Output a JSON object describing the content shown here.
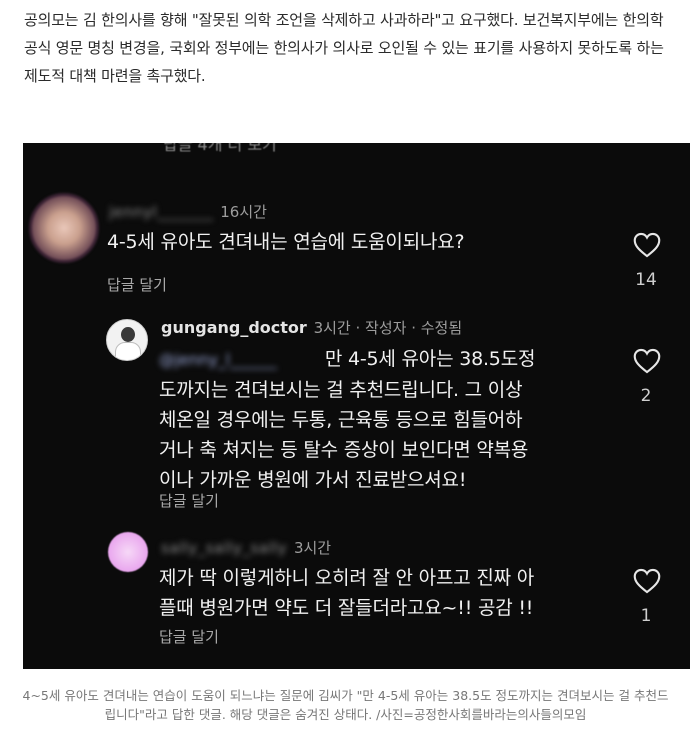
{
  "article": {
    "intro": "공의모는 김 한의사를 향해 \"잘못된 의학 조언을 삭제하고 사과하라\"고 요구했다. 보건복지부에는 한의학 공식 영문 명칭 변경을, 국회와 정부에는 한의사가 의사로 오인될 수 있는 표기를 사용하지 못하도록 하는 제도적 대책 마련을 촉구했다.",
    "caption": "4~5세 유아도 견뎌내는 연습이 도움이 되느냐는 질문에 김씨가 \"만 4-5세 유아는 38.5도 정도까지는 견뎌보시는 걸 추천드립니다\"라고 답한 댓글. 해당 댓글은 숨겨진 상태다. /사진=공정한사회를바라는의사들의모임"
  },
  "screenshot": {
    "cut_text": "답글 4개 더 보기",
    "comments": [
      {
        "username": "jennyl_______",
        "time": "16시간",
        "text": "4-5세 유아도 견뎌내는 연습에 도움이되나요?",
        "reply_label": "답글 달기",
        "likes": "14"
      },
      {
        "username": "gungang_doctor",
        "meta": "3시간 · 작성자 · 수정됨",
        "mention": "@jenny_l______",
        "text_line1": "만 4-5세 유아는 38.5도정",
        "text_line2": "도까지는 견뎌보시는 걸 추천드립니다. 그 이상",
        "text_line3": "체온일 경우에는 두통, 근육통 등으로 힘들어하",
        "text_line4": "거나 축 쳐지는 등 탈수 증상이 보인다면 약복용",
        "text_line5": "이나 가까운 병원에 가서 진료받으셔요!",
        "reply_label": "답글 달기",
        "likes": "2"
      },
      {
        "username": "sally_sally_sally",
        "time": "3시간",
        "text_line1": "제가 딱 이렇게하니 오히려 잘 안 아프고 진짜 아",
        "text_line2": "플때 병원가면 약도 더 잘들더라고요~!! 공감 !!",
        "reply_label": "답글 달기",
        "likes": "1"
      }
    ]
  }
}
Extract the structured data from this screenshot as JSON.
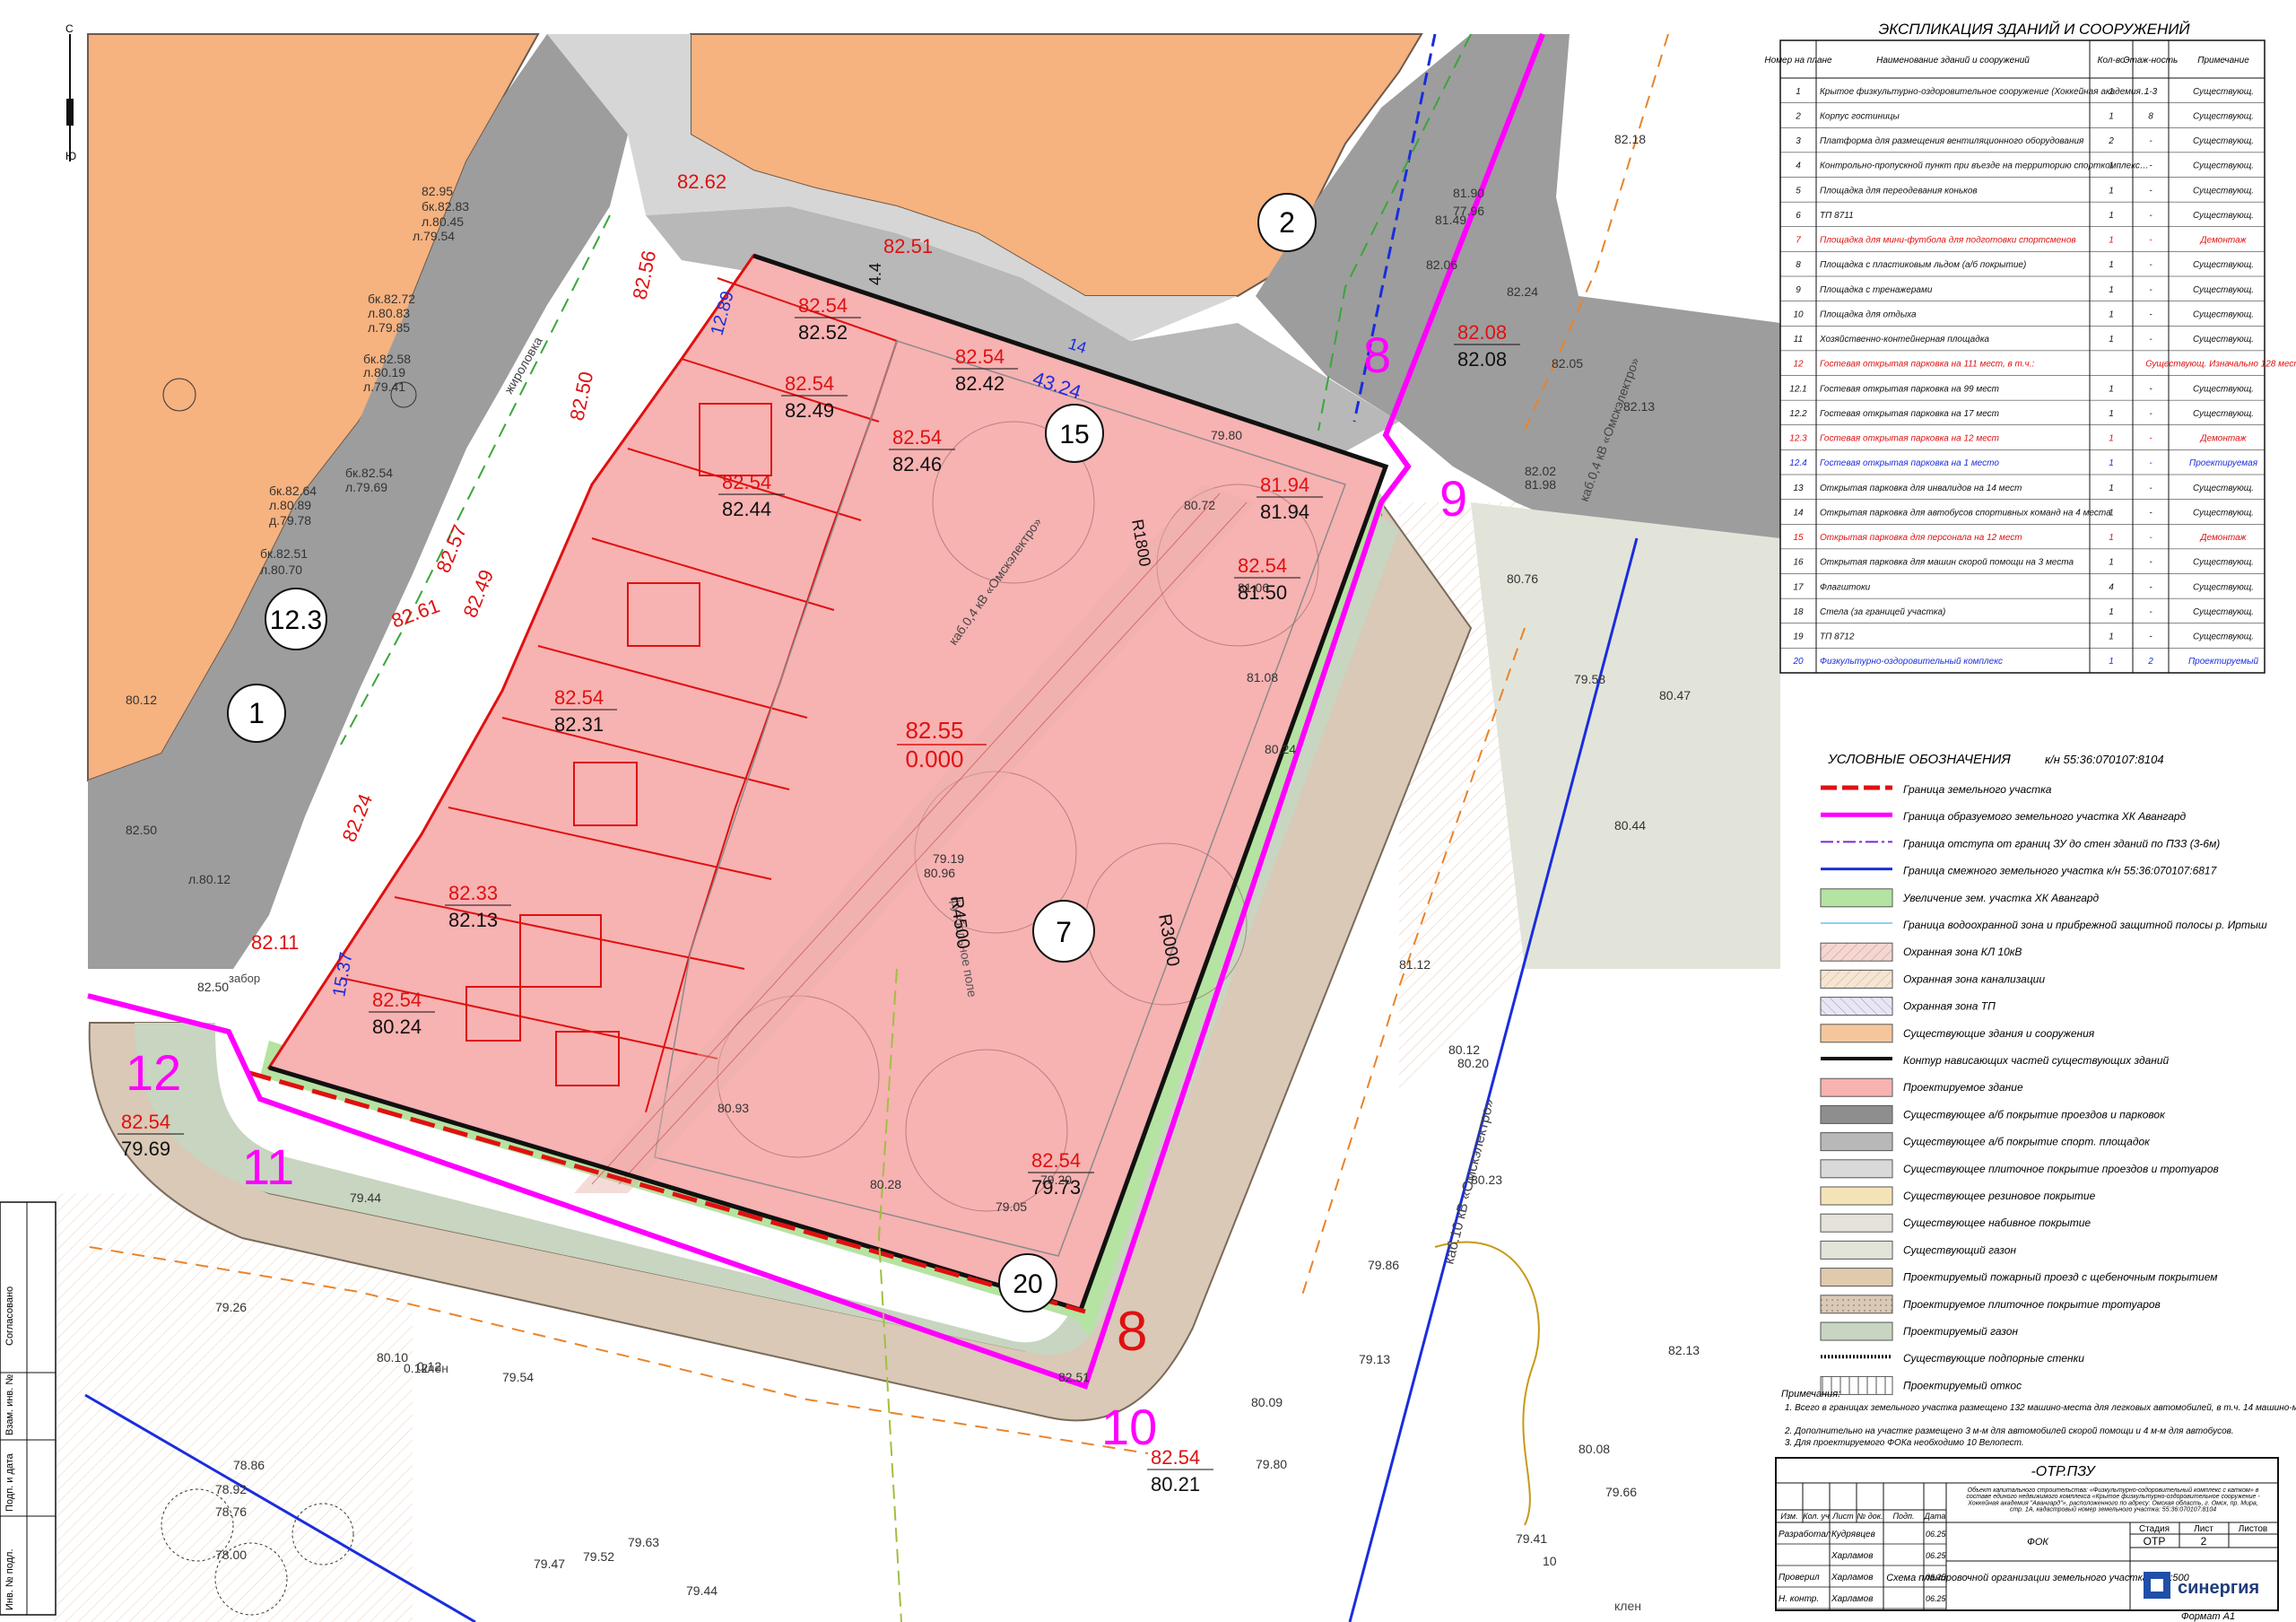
{
  "colors": {
    "existing_building": "#f6b27f",
    "designed_building": "#f7b2b2",
    "asphalt": "#9d9d9d",
    "sport_asphalt": "#b8b8b8",
    "tile": "#d6d6d6",
    "lawn_existing": "#e2e4da",
    "lawn_design": "#c8d5c0",
    "green_extension": "#b5e3a1",
    "paving_design": "#d9c9b6",
    "fire_road": "#e6cfbb",
    "boundary_red": "#e01010",
    "boundary_magenta": "#ff00ff",
    "blue_line": "#1a2ddd"
  },
  "buildings": [
    {
      "number": "1"
    },
    {
      "number": "2"
    },
    {
      "number": "7"
    },
    {
      "number": "12.3"
    },
    {
      "number": "15"
    },
    {
      "number": "20"
    }
  ],
  "point_numbers": [
    "8",
    "9",
    "10",
    "11",
    "12",
    "8"
  ],
  "plan_labels": {
    "center_mark_top": "82.55",
    "center_mark_bottom": "0.000",
    "field_label": "футбольное поле",
    "radius_1": "R1800",
    "radius_2": "R4500",
    "radius_3": "R3000",
    "curb_label": "жиро­ловка",
    "kl_label_1": "каб.0,4 кВ «Омскэлектро»",
    "kl_label_2": "каб.10 кВ «Омскэлектро»",
    "kl_label_3": "каб.0,4 кВ «Омскэлектро»",
    "tree_label": "клен",
    "fence_label": "забор",
    "dim_1": "12.89",
    "dim_2": "43.24",
    "dim_3": "14",
    "dim_4": "15.37",
    "dim_5": "4.4"
  },
  "elevations": [
    {
      "red": "82.62",
      "black": ""
    },
    {
      "red": "82.51",
      "black": ""
    },
    {
      "red": "82.54",
      "black": "82.52"
    },
    {
      "red": "82.54",
      "black": "82.42"
    },
    {
      "red": "82.54",
      "black": "82.49"
    },
    {
      "red": "82.54",
      "black": "82.46"
    },
    {
      "red": "82.54",
      "black": "82.44"
    },
    {
      "red": "81.94",
      "black": "81.94"
    },
    {
      "red": "82.54",
      "black": "81.50"
    },
    {
      "red": "82.08",
      "black": "82.08"
    },
    {
      "red": "82.54",
      "black": "82.31"
    },
    {
      "red": "82.33",
      "black": "82.13"
    },
    {
      "red": "82.54",
      "black": "80.24"
    },
    {
      "red": "82.54",
      "black": "79.73"
    },
    {
      "red": "82.54",
      "black": "79.69"
    },
    {
      "red": "82.54",
      "black": "80.21"
    },
    {
      "red": "82.11",
      "black": ""
    },
    {
      "red": "82.24",
      "black": ""
    },
    {
      "red": "82.49",
      "black": ""
    },
    {
      "red": "82.57",
      "black": ""
    },
    {
      "red": "82.61",
      "black": ""
    },
    {
      "red": "82.50",
      "black": ""
    },
    {
      "red": "82.56",
      "black": ""
    }
  ],
  "survey_marks": [
    "82.95",
    "бк.82.83",
    "л.80.45",
    "л.79.54",
    "бк.82.72",
    "л.80.83",
    "л.79.85",
    "бк.82.58",
    "л.80.19",
    "л.79.41",
    "бк.82.54",
    "л.79.69",
    "бк.82.64",
    "л.80.89",
    "д.79.78",
    "бк.82.51",
    "л.80.70",
    "80.12",
    "82.50",
    "л.80.12",
    "82.50",
    "79.26",
    "79.44",
    "79.54",
    "78.86",
    "78.92",
    "78.76",
    "78.00",
    "79.47",
    "79.52",
    "79.63",
    "79.44",
    "80.10",
    "0.12",
    "80.09",
    "79.13",
    "79.80",
    "80.08",
    "79.66",
    "79.41",
    "79.86",
    "80.20",
    "80.12",
    "80.23",
    "80.44",
    "80.47",
    "80.76",
    "79.58",
    "82.13",
    "82.05",
    "82.18",
    "81.98",
    "82.02",
    "82.24",
    "81.49",
    "77.96",
    "81.90",
    "82.06",
    "79.80",
    "80.72",
    "81.06",
    "81.08",
    "80.24",
    "79.19",
    "80.96",
    "80.93",
    "80.28",
    "79.05",
    "79.20",
    "81.12",
    "82.13",
    "82.51",
    "10",
    "0.12"
  ],
  "explication": {
    "title": "ЭКСПЛИКАЦИЯ ЗДАНИЙ И СООРУЖЕНИЙ",
    "headers": [
      "Номер на плане",
      "Наименование зданий и сооружений",
      "Кол-во",
      "Этаж-ность",
      "Примечание"
    ],
    "rows": [
      {
        "n": "1",
        "name": "Крытое физкультурно-оздоровительное сооружение (Хоккейная академия \"Авангард\")",
        "qty": "1",
        "floors": "1-3",
        "note": "Существующ.",
        "tone": "normal"
      },
      {
        "n": "2",
        "name": "Корпус гостиницы",
        "qty": "1",
        "floors": "8",
        "note": "Существующ.",
        "tone": "normal"
      },
      {
        "n": "3",
        "name": "Платформа для размещения вентиляционного оборудования",
        "qty": "2",
        "floors": "-",
        "note": "Существующ.",
        "tone": "normal"
      },
      {
        "n": "4",
        "name": "Контрольно-пропускной пункт при въезде на территорию спорткомплекса",
        "qty": "1",
        "floors": "-",
        "note": "Существующ.",
        "tone": "normal"
      },
      {
        "n": "5",
        "name": "Площадка для переодевания коньков",
        "qty": "1",
        "floors": "-",
        "note": "Существующ.",
        "tone": "normal"
      },
      {
        "n": "6",
        "name": "ТП 8711",
        "qty": "1",
        "floors": "-",
        "note": "Существующ.",
        "tone": "normal"
      },
      {
        "n": "7",
        "name": "Площадка для мини-футбола для подготовки спортсменов",
        "qty": "1",
        "floors": "-",
        "note": "Демонтаж",
        "tone": "red"
      },
      {
        "n": "8",
        "name": "Площадка с пластиковым льдом (а/б покрытие)",
        "qty": "1",
        "floors": "-",
        "note": "Существующ.",
        "tone": "normal"
      },
      {
        "n": "9",
        "name": "Площадка с тренажерами",
        "qty": "1",
        "floors": "-",
        "note": "Существующ.",
        "tone": "normal"
      },
      {
        "n": "10",
        "name": "Площадка для отдыха",
        "qty": "1",
        "floors": "-",
        "note": "Существующ.",
        "tone": "normal"
      },
      {
        "n": "11",
        "name": "Хозяйственно-контейнерная площадка",
        "qty": "1",
        "floors": "-",
        "note": "Существующ.",
        "tone": "normal"
      },
      {
        "n": "12",
        "name": "Гостевая открытая парковка на 111 мест, в т.ч.:",
        "qty": "",
        "floors": "-",
        "note": "Существующ. Изначально 128 мест",
        "tone": "red"
      },
      {
        "n": "12.1",
        "name": "Гостевая открытая парковка на 99 мест",
        "qty": "1",
        "floors": "-",
        "note": "Существующ.",
        "tone": "normal"
      },
      {
        "n": "12.2",
        "name": "Гостевая открытая парковка на 17 мест",
        "qty": "1",
        "floors": "-",
        "note": "Существующ.",
        "tone": "normal"
      },
      {
        "n": "12.3",
        "name": "Гостевая открытая парковка на 12 мест",
        "qty": "1",
        "floors": "-",
        "note": "Демонтаж",
        "tone": "red"
      },
      {
        "n": "12.4",
        "name": "Гостевая открытая парковка на 1 место",
        "qty": "1",
        "floors": "-",
        "note": "Проектируемая",
        "tone": "blue"
      },
      {
        "n": "13",
        "name": "Открытая парковка для инвалидов на 14 мест",
        "qty": "1",
        "floors": "-",
        "note": "Существующ.",
        "tone": "normal"
      },
      {
        "n": "14",
        "name": "Открытая парковка для автобусов спортивных команд на 4 места",
        "qty": "1",
        "floors": "-",
        "note": "Существующ.",
        "tone": "normal"
      },
      {
        "n": "15",
        "name": "Открытая парковка для персонала на 12 мест",
        "qty": "1",
        "floors": "-",
        "note": "Демонтаж",
        "tone": "red"
      },
      {
        "n": "16",
        "name": "Открытая парковка для машин скорой помощи на 3 места",
        "qty": "1",
        "floors": "-",
        "note": "Существующ.",
        "tone": "normal"
      },
      {
        "n": "17",
        "name": "Флагштоки",
        "qty": "4",
        "floors": "-",
        "note": "Существующ.",
        "tone": "normal"
      },
      {
        "n": "18",
        "name": "Стела (за границей участка)",
        "qty": "1",
        "floors": "-",
        "note": "Существующ.",
        "tone": "normal"
      },
      {
        "n": "19",
        "name": "ТП 8712",
        "qty": "1",
        "floors": "-",
        "note": "Существующ.",
        "tone": "normal"
      },
      {
        "n": "20",
        "name": "Физкультурно-оздоровительный комплекс",
        "qty": "1",
        "floors": "2",
        "note": "Проектируемый",
        "tone": "blue"
      }
    ]
  },
  "legend": {
    "title": "УСЛОВНЫЕ ОБОЗНАЧЕНИЯ",
    "cadastral": "к/н 55:36:070107:8104",
    "items": [
      {
        "label": "Граница земельного участка",
        "kind": "line",
        "style": "red-dash",
        "color": "#e01010"
      },
      {
        "label": "Граница образуемого земельного участка ХК Авангард",
        "kind": "line",
        "style": "magenta",
        "color": "#ff00ff"
      },
      {
        "label": "Граница отступа от границ ЗУ до стен зданий по ПЗЗ (3-6м)",
        "kind": "line",
        "style": "purple-dashdot",
        "color": "#7a2ad6"
      },
      {
        "label": "Граница смежного земельного участка к/н 55:36:070107:6817",
        "kind": "line",
        "style": "blue",
        "color": "#1a2ddd"
      },
      {
        "label": "Увеличение зем. участка ХК Авангард",
        "kind": "box",
        "style": "solid",
        "color": "#b5e3a1"
      },
      {
        "label": "Граница водоохранной зона и прибрежной защитной полосы р. Иртыш",
        "kind": "line",
        "style": "lightblue",
        "color": "#8fcff2"
      },
      {
        "label": "Охранная зона КЛ 10кВ",
        "kind": "box",
        "style": "hatch-red",
        "color": "#f3d7d2"
      },
      {
        "label": "Охранная зона канализации",
        "kind": "box",
        "style": "hatch-brown",
        "color": "#f5e6d3"
      },
      {
        "label": "Охранная зона ТП",
        "kind": "box",
        "style": "hatch-blue",
        "color": "#e9e6f3"
      },
      {
        "label": "Существующие здания и сооружения",
        "kind": "box",
        "style": "solid",
        "color": "#f6c69b"
      },
      {
        "label": "Контур нависающих частей существующих зданий",
        "kind": "line",
        "style": "black-thick",
        "color": "#111111"
      },
      {
        "label": "Проектируемое здание",
        "kind": "box",
        "style": "solid",
        "color": "#f7b2b2"
      },
      {
        "label": "Существующее а/б покрытие проездов и парковок",
        "kind": "box",
        "style": "solid",
        "color": "#8e8e8e"
      },
      {
        "label": "Существующее а/б покрытие спорт. площадок",
        "kind": "box",
        "style": "solid",
        "color": "#b8b8b8"
      },
      {
        "label": "Существующее плиточное покрытие проездов и тротуаров",
        "kind": "box",
        "style": "solid",
        "color": "#d9d9d9"
      },
      {
        "label": "Существующее резиновое покрытие",
        "kind": "box",
        "style": "solid",
        "color": "#f5e3b8"
      },
      {
        "label": "Существующее набивное покрытие",
        "kind": "box",
        "style": "solid",
        "color": "#e4e2da"
      },
      {
        "label": "Существующий газон",
        "kind": "box",
        "style": "solid",
        "color": "#e2e4da"
      },
      {
        "label": "Проектируемый пожарный проезд с щебеночным покрытием",
        "kind": "box",
        "style": "solid",
        "color": "#e1c9ae"
      },
      {
        "label": "Проектируемое плиточное покрытие тротуаров",
        "kind": "box",
        "style": "dots",
        "color": "#d9c9b6"
      },
      {
        "label": "Проектируемый газон",
        "kind": "box",
        "style": "solid",
        "color": "#c8d5c0"
      },
      {
        "label": "Существующие подпорные стенки",
        "kind": "line",
        "style": "wall",
        "color": "#111111"
      },
      {
        "label": "Проектируемый откос",
        "kind": "box",
        "style": "slope",
        "color": "#ffffff"
      }
    ]
  },
  "notes": {
    "title": "Примечания:",
    "items": [
      "1.  Всего в границах земельного участка размещено 132 машино-места для легковых автомобилей, в т.ч. 14 машино-мест для МГН.",
      "2.  Дополнительно на участке размещено 3 м-м для автомобилей скорой помощи и 4 м-м для автобусов.",
      "3.  Для проектируемого ФОКа необходимо 10 Велопест."
    ]
  },
  "title_block": {
    "code": "-ОТР.ПЗУ",
    "object_text": "Объект капитального строительства: «Физкультурно-оздоровительный комплекс с катком» в составе единого недвижимого комплекса «Крытое физкультурно-оздоровительное сооружение - Хоккейная академия \"Авангард\"», расположенного по адресу: Омская область, г. Омск, пр. Мира, стр. 1А, кадастровый номер земельного участка: 55:36:070107:8104",
    "col_headers": [
      "Изм.",
      "Кол. уч",
      "Лист",
      "№ док.",
      "Подп.",
      "Дата"
    ],
    "rows": [
      {
        "role": "Разработал",
        "name": "Кудрявцев",
        "date": "06.25"
      },
      {
        "role": "",
        "name": "Харламов",
        "date": "06.25"
      },
      {
        "role": "Проверил",
        "name": "Харламов",
        "date": "06.25"
      },
      {
        "role": "Н. контр.",
        "name": "Харламов",
        "date": "06.25"
      }
    ],
    "stage_headers": [
      "Стадия",
      "Лист",
      "Листов"
    ],
    "stage_values": [
      "ОТР",
      "2",
      ""
    ],
    "section": "ФОК",
    "sheet_name": "Схема планировочной организации земельного участка. М 1:500",
    "company": "синергия",
    "format": "Формат А1"
  },
  "left_stamp": [
    "Согласовано",
    "Инв. № подл.",
    "Подп. и дата",
    "Взам. инв. №"
  ],
  "north_marks": [
    "С",
    "Ю"
  ]
}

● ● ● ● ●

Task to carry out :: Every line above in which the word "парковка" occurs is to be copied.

Response to this exercise ::
        "name": "Гостевая открытая парковка на 111 мест, в т.ч.:",
        "name": "Гостевая открытая парковка на 99 мест",
        "name": "Гостевая открытая парковка на 17 мест",
        "name": "Гостевая открытая парковка на 12 мест",
        "name": "Гостевая открытая парковка на 1 место",
        "name": "Открытая парковка для инвалидов на 14 мест",
        "name": "Открытая парковка для автобусов спортивных команд на 4 места",
        "name": "Открытая парковка для персонала на 12 мест",
        "name": "Открытая парковка для машин скорой помощи на 3 места",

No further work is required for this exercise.